U.S. Transportation Security Agency (TSA) screeners literally have their hands full these days groping the flying public. Travelers who refuse screening by newly installed full-body “naked” scanners are subjected to invasive pat-downs that include touching children’s and adults’ genitals and women’s breasts. Is all this really necessary, or are there better ways to keep terrorists from blowing up airplanes?
The terrorist threat to commercial passenger aircraft remains a clear and present danger. Would-be suicide bombers like Umar Abdulmutallab, who attempted to bring down Northwest Flight 253 over Michigan on Christmas Day 2009 with a bomb in his underwear, worry Department of Homeland Security (DHS) officials greatly. The classified-intelligence reports they read every day only heighten their concerns. They’re the reasons full-body scanners have been installed at airports across the country, even though some experts question their usefulness — they can’t detect things hidden in body cavities.

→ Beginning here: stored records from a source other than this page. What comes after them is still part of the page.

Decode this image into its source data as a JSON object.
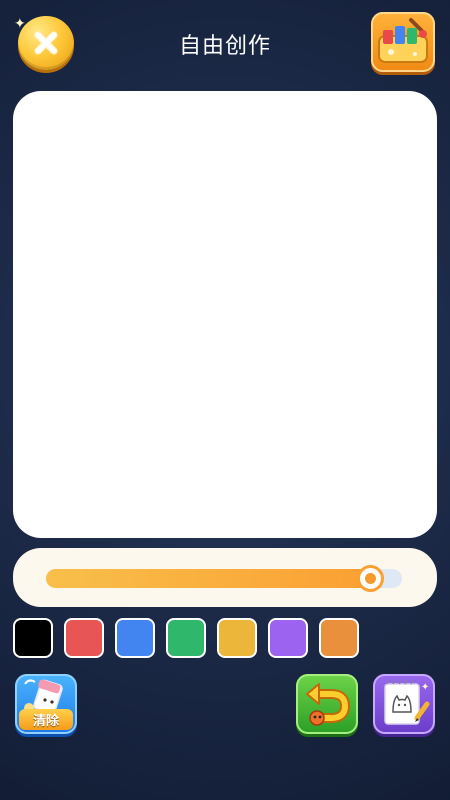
{
  "header": {
    "title": "自由创作",
    "close_icon": "close-x-icon",
    "gallery_icon": "paint-box-icon"
  },
  "canvas": {
    "background": "#ffffff"
  },
  "brush_size": {
    "value_fraction": 0.91,
    "fill_color": "#fba033",
    "track_color": "#dfe9f5"
  },
  "palette": {
    "colors": [
      "#000000",
      "#e85555",
      "#4285f0",
      "#2fb86c",
      "#ecb63a",
      "#9b63f0",
      "#e8903c"
    ],
    "selected_index": 0
  },
  "toolbar": {
    "clear_label": "清除",
    "clear_icon": "eraser-icon",
    "undo_icon": "undo-arrow-icon",
    "sketch_icon": "cat-sketchbook-icon"
  }
}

Failed attempts recently by al-Qaeda terrorists in Yemen to blow up multiple aircraft in the U.S. carrying commercial cargo remind us suicide bombers aren’t the only threat. Interestingly, it wasn’t the terrorists’ incompetence or airport-security measures that foiled them. It was a tip from Saudi Arabian intelligence officials. Had the Saudis not alerted us, U.S. government experts believe some or all of the bombs would have gone off in flight.
Terrorists haven’t succeeded in blowing up or crashing a commercial aircraft in the United States since 9/11; but they are determined to do so. Their repeated attempts make a strong argument for full-body scanners, intrusive pat-downs and other stringent security measures.

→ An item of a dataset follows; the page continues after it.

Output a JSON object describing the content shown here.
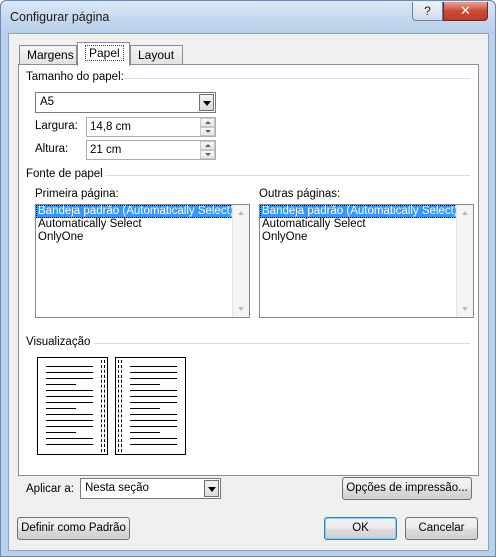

The most stringent security measures imaginable would be all well and good if Americans and others who transit U.S. airports were sheep or mindless drones out of an Orwellian novel and would acquiesce to whatever the federal government demanded, but they’re not. Concerns about privacy, radiation exposure, and TSA screeners touching their and their children’s private parts have caused aircrews and passengers to “opt out” of screening by the full-body scanners and then complain about the “degrading” and “humiliating” pat-downs. Making things worse are accusations that the intrusive pat-downs are more about conditioning the flying public to accept the full-body scanners than they are about security.
Add to these concerns reports about lax TSA background checks on TSA employees. Judicial Watch has reported that “The TSA’s national background check failed to detect the fake Social Security numbers and other bogus documents provided by the illegal immigrants to obtain clearance.” This doesn’t inspire the flying public’s confidence in the TSA or its employees that place their hands on them or their children; and it makes me wonder if al Qaeda isn’t working overtime to embed sleeper agents in the agency.
DHS Secretary Janet “Big Sis” Napolitano is taking steps to head off the growing revolt against the scanners and pat-downs. She’s meeting with travel industry representatives, hoping to convince them the scanners and pat-downs are necessary, and TSA will likely review its policy toward children. But they’ll have to do more than that.
Terrorism isn’t just about killing us; it’s about forcing us to adopt so many intrusive security measures that they have harmful effects on our mobility, our commerce and our peace of mind. The harmful effects on frequent flyers of the cumulative radiation from the new scanners and having your genitals or breasts groped in an airport security line are forms of indirect terrorism. Al-Qaeda terrorists, no doubt, are delighted at all the trouble they’re causing even without blowing up an aircraft.
Over-reliance on intrusive security measures principally because they are politically correct and avoid profiling doesn’t make us more secure. Profiling is a time-honored law enforcement tool. Unless we adopt reasonable profiling standards based on risk assessment, combined with reasonable technical and physical security measures, we are likely to find our privacy and our peace of mind ever more encroached on.
Spending the time and the money to develop more effective but less intrusive security systems is absolutely essential. Sensors that can detect explosives and other dangerous materials without requiring electronic or physical body searches are the ultimate airport-security technology. Used in concert with appropriate profiling, face-recognition-and-analysis video technology, and good intelligence collection, analysis and dissemination, TSA can improve security without violating our rights or our dignity.
Until better technology comes along or the radiation from full-body scanners is proven to be a serious health risk, we’re likely stuck with them. Too much reliance on them, however, and forcing anyone who opts-out to undergo intrusive pat-downs, may prove counterproductive. Terrorists will find ways around these security measures. People avoiding flying in the United States because of intrusive security hurts the airline industry and the U.S. economy.
No security system, no matter how good, is 100 percent foolproof. Sooner or later the odds are that the terrorists will succeed in one of their frequent attempts to blow up another commercial aircraft. When that happens, we’re likely to put aside, for the moment, our concerns about intrusive security as we grieve for those who lost their lives and worry about our own security. If, however, we allow the terrorists to turn America into a police state as a reaction to our vulnerability and our loss, they will have done far more damage.
Ed Ross is the President and Chief Executive Officer of EWRoss International LLC, a company that provides global consulting services to clients in the international defense marketplace. He publishes commentary at EWRoss.com.